- **Exercise brief**
Would you give the listing again exactly as written, minus its pictures?

- **Dataset extract**
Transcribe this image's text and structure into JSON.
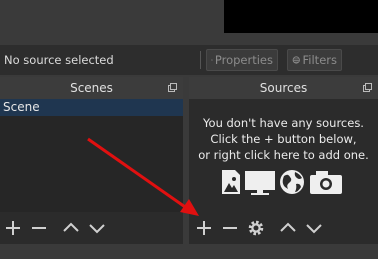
{
  "status": {
    "no_source": "No source selected"
  },
  "source_toolbar": {
    "properties_label": "Properties",
    "filters_label": "Filters"
  },
  "scenes": {
    "title": "Scenes",
    "items": [
      {
        "label": "Scene"
      }
    ]
  },
  "sources": {
    "title": "Sources",
    "empty_lines": [
      "You don't have any sources.",
      "Click the + button below,",
      "or right click here to add one."
    ]
  },
  "icons": {
    "properties": "gear-icon",
    "filters": "filter-icon",
    "add": "plus-icon",
    "remove": "minus-icon",
    "settings": "gear-icon",
    "up": "chevron-up-icon",
    "down": "chevron-down-icon",
    "undock": "undock-icon",
    "image": "image-icon",
    "display": "monitor-icon",
    "browser": "globe-icon",
    "camera": "camera-icon"
  },
  "colors": {
    "annotation_arrow": "#e01010",
    "selection": "#1f3650"
  }
}
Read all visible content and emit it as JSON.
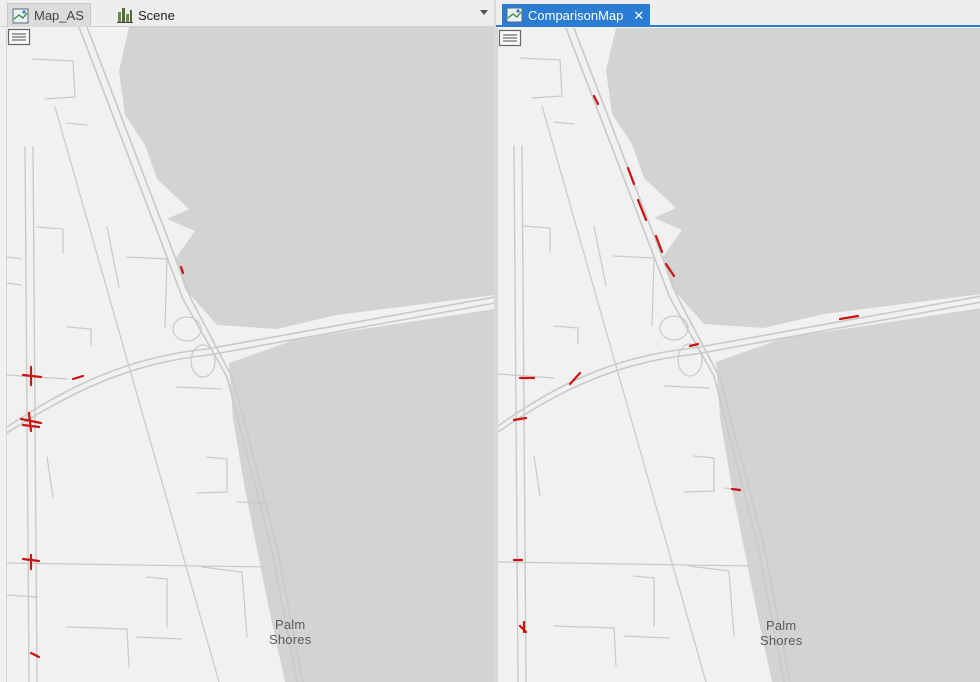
{
  "left_pane": {
    "tabs": [
      {
        "label": "Map_AS",
        "icon": "map-icon",
        "active": false
      },
      {
        "label": "Scene",
        "icon": "scene-icon",
        "active": false
      }
    ],
    "place_label": [
      "Palm",
      "Shores"
    ]
  },
  "right_pane": {
    "tabs": [
      {
        "label": "ComparisonMap",
        "icon": "map-icon",
        "active": true,
        "close": "✕"
      }
    ],
    "place_label": [
      "Palm",
      "Shores"
    ]
  },
  "colors": {
    "water": "#d2d4d4",
    "land": "#f1f1f1",
    "road": "#c9c9c9",
    "highlight": "#cc1111",
    "active_tab": "#2b7cd3"
  }
}
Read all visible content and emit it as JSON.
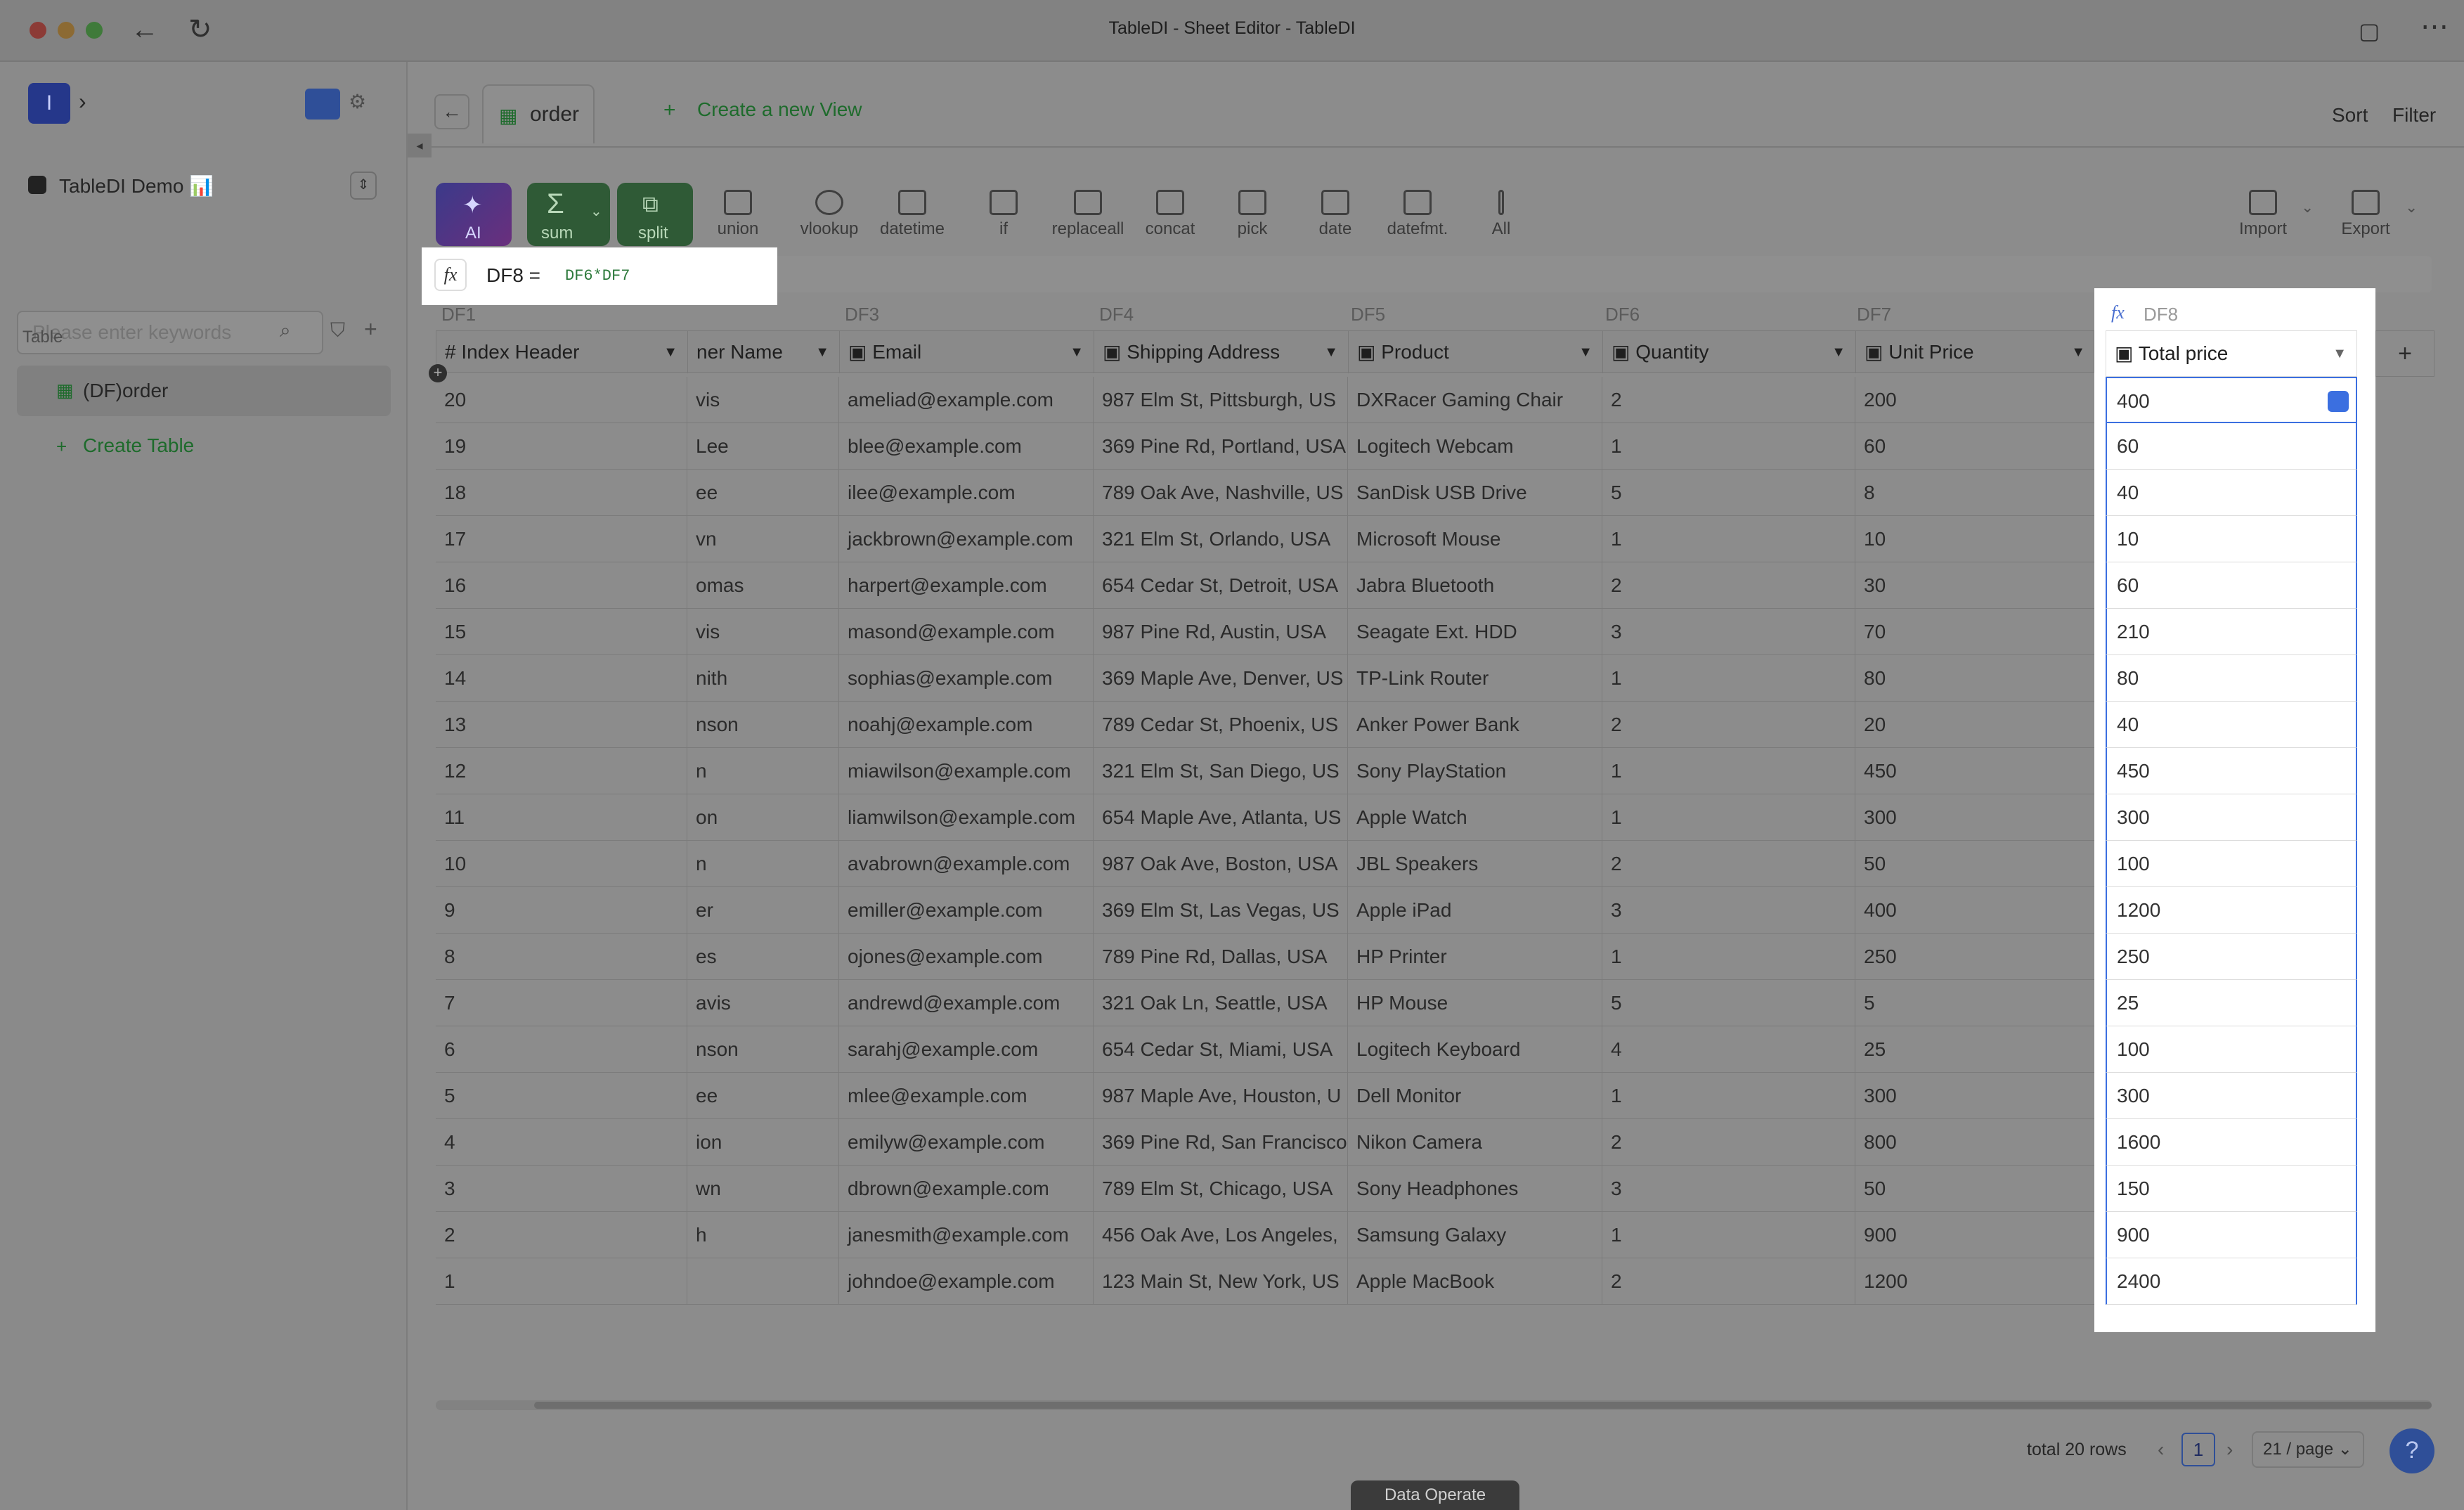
{
  "window": {
    "title": "TableDI - Sheet Editor - TableDI"
  },
  "sidebar": {
    "workspace": "TableDI Demo 📊",
    "search_placeholder": "Please enter keywords",
    "section_label": "Table",
    "table_item": "(DF)order",
    "create_table": "Create Table"
  },
  "tabs": {
    "active": "order",
    "create_view": "Create a new View",
    "sort": "Sort",
    "filter": "Filter"
  },
  "toolbar": {
    "buttons": [
      "AI",
      "sum",
      "split",
      "union",
      "vlookup",
      "datetime",
      "if",
      "replaceall",
      "concat",
      "pick",
      "date",
      "datefmt.",
      "All"
    ],
    "import": "Import",
    "export": "Export"
  },
  "formula": {
    "label": "DF8 =",
    "expr": "DF6*DF7"
  },
  "columns": {
    "df_labels": [
      "DF1",
      "DF3",
      "DF4",
      "DF5",
      "DF6",
      "DF7",
      "DF8"
    ],
    "headers": [
      "Index Header",
      "ner Name",
      "Email",
      "Shipping Address",
      "Product",
      "Quantity",
      "Unit Price",
      "Total price"
    ]
  },
  "rows": [
    [
      "20",
      "vis",
      "ameliad@example.com",
      "987 Elm St, Pittsburgh, US",
      "DXRacer Gaming Chair",
      "2",
      "200",
      "400"
    ],
    [
      "19",
      "Lee",
      "blee@example.com",
      "369 Pine Rd, Portland, USA",
      "Logitech Webcam",
      "1",
      "60",
      "60"
    ],
    [
      "18",
      "ee",
      "ilee@example.com",
      "789 Oak Ave, Nashville, US",
      "SanDisk USB Drive",
      "5",
      "8",
      "40"
    ],
    [
      "17",
      "vn",
      "jackbrown@example.com",
      "321 Elm St, Orlando, USA",
      "Microsoft Mouse",
      "1",
      "10",
      "10"
    ],
    [
      "16",
      "omas",
      "harpert@example.com",
      "654 Cedar St, Detroit, USA",
      "Jabra Bluetooth",
      "2",
      "30",
      "60"
    ],
    [
      "15",
      "vis",
      "masond@example.com",
      "987 Pine Rd, Austin, USA",
      "Seagate Ext. HDD",
      "3",
      "70",
      "210"
    ],
    [
      "14",
      "nith",
      "sophias@example.com",
      "369 Maple Ave, Denver, US",
      "TP-Link Router",
      "1",
      "80",
      "80"
    ],
    [
      "13",
      "nson",
      "noahj@example.com",
      "789 Cedar St, Phoenix, US",
      "Anker Power Bank",
      "2",
      "20",
      "40"
    ],
    [
      "12",
      "n",
      "miawilson@example.com",
      "321 Elm St, San Diego, US",
      "Sony PlayStation",
      "1",
      "450",
      "450"
    ],
    [
      "11",
      "on",
      "liamwilson@example.com",
      "654 Maple Ave, Atlanta, US",
      "Apple Watch",
      "1",
      "300",
      "300"
    ],
    [
      "10",
      "n",
      "avabrown@example.com",
      "987 Oak Ave, Boston, USA",
      "JBL Speakers",
      "2",
      "50",
      "100"
    ],
    [
      "9",
      "er",
      "emiller@example.com",
      "369 Elm St, Las Vegas, US",
      "Apple iPad",
      "3",
      "400",
      "1200"
    ],
    [
      "8",
      "es",
      "ojones@example.com",
      "789 Pine Rd, Dallas, USA",
      "HP Printer",
      "1",
      "250",
      "250"
    ],
    [
      "7",
      "avis",
      "andrewd@example.com",
      "321 Oak Ln, Seattle, USA",
      "HP Mouse",
      "5",
      "5",
      "25"
    ],
    [
      "6",
      "nson",
      "sarahj@example.com",
      "654 Cedar St, Miami, USA",
      "Logitech Keyboard",
      "4",
      "25",
      "100"
    ],
    [
      "5",
      "ee",
      "mlee@example.com",
      "987 Maple Ave, Houston, U",
      "Dell Monitor",
      "1",
      "300",
      "300"
    ],
    [
      "4",
      "ion",
      "emilyw@example.com",
      "369 Pine Rd, San Francisco",
      "Nikon Camera",
      "2",
      "800",
      "1600"
    ],
    [
      "3",
      "wn",
      "dbrown@example.com",
      "789 Elm St, Chicago, USA",
      "Sony Headphones",
      "3",
      "50",
      "150"
    ],
    [
      "2",
      "h",
      "janesmith@example.com",
      "456 Oak Ave, Los Angeles,",
      "Samsung Galaxy",
      "1",
      "900",
      "900"
    ],
    [
      "1",
      "",
      "johndoe@example.com",
      "123 Main St, New York, US",
      "Apple MacBook",
      "2",
      "1200",
      "2400"
    ]
  ],
  "footer": {
    "total": "total 20 rows",
    "page": "1",
    "page_size": "21 / page",
    "data_operate": "Data Operate",
    "help": "?"
  }
}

- **Output for this task**
Transcribe this image's text and structure into JSON.
{
  "status": {
    "no_source": "No source selected"
  },
  "source_toolbar": {
    "properties_label": "Properties",
    "filters_label": "Filters"
  },
  "scenes": {
    "title": "Scenes",
    "items": [
      {
        "label": "Scene"
      }
    ]
  },
  "sources": {
    "title": "Sources",
    "empty_lines": [
      "You don't have any sources.",
      "Click the + button below,",
      "or right click here to add one."
    ]
  },
  "icons": {
    "properties": "gear-icon",
    "filters": "filter-icon",
    "add": "plus-icon",
    "remove": "minus-icon",
    "settings": "gear-icon",
    "up": "chevron-up-icon",
    "down": "chevron-down-icon",
    "undock": "undock-icon",
    "image": "image-icon",
    "display": "monitor-icon",
    "browser": "globe-icon",
    "camera": "camera-icon"
  },
  "colors": {
    "annotation_arrow": "#e01010",
    "selection": "#1f3650"
  }
}
Read all visible content and emit it as JSON.
{
  "left_pane": {
    "tabs": [
      {
        "label": "Map_AS",
        "icon": "map-icon",
        "active": false
      },
      {
        "label": "Scene",
        "icon": "scene-icon",
        "active": false
      }
    ],
    "place_label": [
      "Palm",
      "Shores"
    ]
  },
  "right_pane": {
    "tabs": [
      {
        "label": "ComparisonMap",
        "icon": "map-icon",
        "active": true,
        "close": "✕"
      }
    ],
    "place_label": [
      "Palm",
      "Shores"
    ]
  },
  "colors": {
    "water": "#d2d4d4",
    "land": "#f1f1f1",
    "road": "#c9c9c9",
    "highlight": "#cc1111",
    "active_tab": "#2b7cd3"
  }
}
Read all visible content and emit it as JSON.
{
  "window": {
    "title": "TableDI - Sheet Editor - TableDI"
  },
  "sidebar": {
    "workspace": "TableDI Demo 📊",
    "search_placeholder": "Please enter keywords",
    "section_label": "Table",
    "table_item": "(DF)order",
    "create_table": "Create Table"
  },
  "tabs": {
    "active": "order",
    "create_view": "Create a new View",
    "sort": "Sort",
    "filter": "Filter"
  },
  "toolbar": {
    "buttons": [
      "AI",
      "sum",
      "split",
      "union",
      "vlookup",
      "datetime",
      "if",
      "replaceall",
      "concat",
      "pick",
      "date",
      "datefmt.",
      "All"
    ],
    "import": "Import",
    "export": "Export"
  },
  "formula": {
    "label": "DF8 =",
    "expr": "DF6*DF7"
  },
  "columns": {
    "df_labels": [
      "DF1",
      "DF3",
      "DF4",
      "DF5",
      "DF6",
      "DF7",
      "DF8"
    ],
    "headers": [
      "Index Header",
      "ner Name",
      "Email",
      "Shipping Address",
      "Product",
      "Quantity",
      "Unit Price",
      "Total price"
    ]
  },
  "rows": [
    [
      "20",
      "vis",
      "ameliad@example.com",
      "987 Elm St, Pittsburgh, US",
      "DXRacer Gaming Chair",
      "2",
      "200",
      "400"
    ],
    [
      "19",
      "Lee",
      "blee@example.com",
      "369 Pine Rd, Portland, USA",
      "Logitech Webcam",
      "1",
      "60",
      "60"
    ],
    [
      "18",
      "ee",
      "ilee@example.com",
      "789 Oak Ave, Nashville, US",
      "SanDisk USB Drive",
      "5",
      "8",
      "40"
    ],
    [
      "17",
      "vn",
      "jackbrown@example.com",
      "321 Elm St, Orlando, USA",
      "Microsoft Mouse",
      "1",
      "10",
      "10"
    ],
    [
      "16",
      "omas",
      "harpert@example.com",
      "654 Cedar St, Detroit, USA",
      "Jabra Bluetooth",
      "2",
      "30",
      "60"
    ],
    [
      "15",
      "vis",
      "masond@example.com",
      "987 Pine Rd, Austin, USA",
      "Seagate Ext. HDD",
      "3",
      "70",
      "210"
    ],
    [
      "14",
      "nith",
      "sophias@example.com",
      "369 Maple Ave, Denver, US",
      "TP-Link Router",
      "1",
      "80",
      "80"
    ],
    [
      "13",
      "nson",
      "noahj@example.com",
      "789 Cedar St, Phoenix, US",
      "Anker Power Bank",
      "2",
      "20",
      "40"
    ],
    [
      "12",
      "n",
      "miawilson@example.com",
      "321 Elm St, San Diego, US",
      "Sony PlayStation",
      "1",
      "450",
      "450"
    ],
    [
      "11",
      "on",
      "liamwilson@example.com",
      "654 Maple Ave, Atlanta, US",
      "Apple Watch",
      "1",
      "300",
      "300"
    ],
    [
      "10",
      "n",
      "avabrown@example.com",
      "987 Oak Ave, Boston, USA",
      "JBL Speakers",
      "2",
      "50",
      "100"
    ],
    [
      "9",
      "er",
      "emiller@example.com",
      "369 Elm St, Las Vegas, US",
      "Apple iPad",
      "3",
      "400",
      "1200"
    ],
    [
      "8",
      "es",
      "ojones@example.com",
      "789 Pine Rd, Dallas, USA",
      "HP Printer",
      "1",
      "250",
      "250"
    ],
    [
      "7",
      "avis",
      "andrewd@example.com",
      "321 Oak Ln, Seattle, USA",
      "HP Mouse",
      "5",
      "5",
      "25"
    ],
    [
      "6",
      "nson",
      "sarahj@example.com",
      "654 Cedar St, Miami, USA",
      "Logitech Keyboard",
      "4",
      "25",
      "100"
    ],
    [
      "5",
      "ee",
      "mlee@example.com",
      "987 Maple Ave, Houston, U",
      "Dell Monitor",
      "1",
      "300",
      "300"
    ],
    [
      "4",
      "ion",
      "emilyw@example.com",
      "369 Pine Rd, San Francisco",
      "Nikon Camera",
      "2",
      "800",
      "1600"
    ],
    [
      "3",
      "wn",
      "dbrown@example.com",
      "789 Elm St, Chicago, USA",
      "Sony Headphones",
      "3",
      "50",
      "150"
    ],
    [
      "2",
      "h",
      "janesmith@example.com",
      "456 Oak Ave, Los Angeles,",
      "Samsung Galaxy",
      "1",
      "900",
      "900"
    ],
    [
      "1",
      "",
      "johndoe@example.com",
      "123 Main St, New York, US",
      "Apple MacBook",
      "2",
      "1200",
      "2400"
    ]
  ],
  "footer": {
    "total": "total 20 rows",
    "page": "1",
    "page_size": "21 / page",
    "data_operate": "Data Operate",
    "help": "?"
  }
}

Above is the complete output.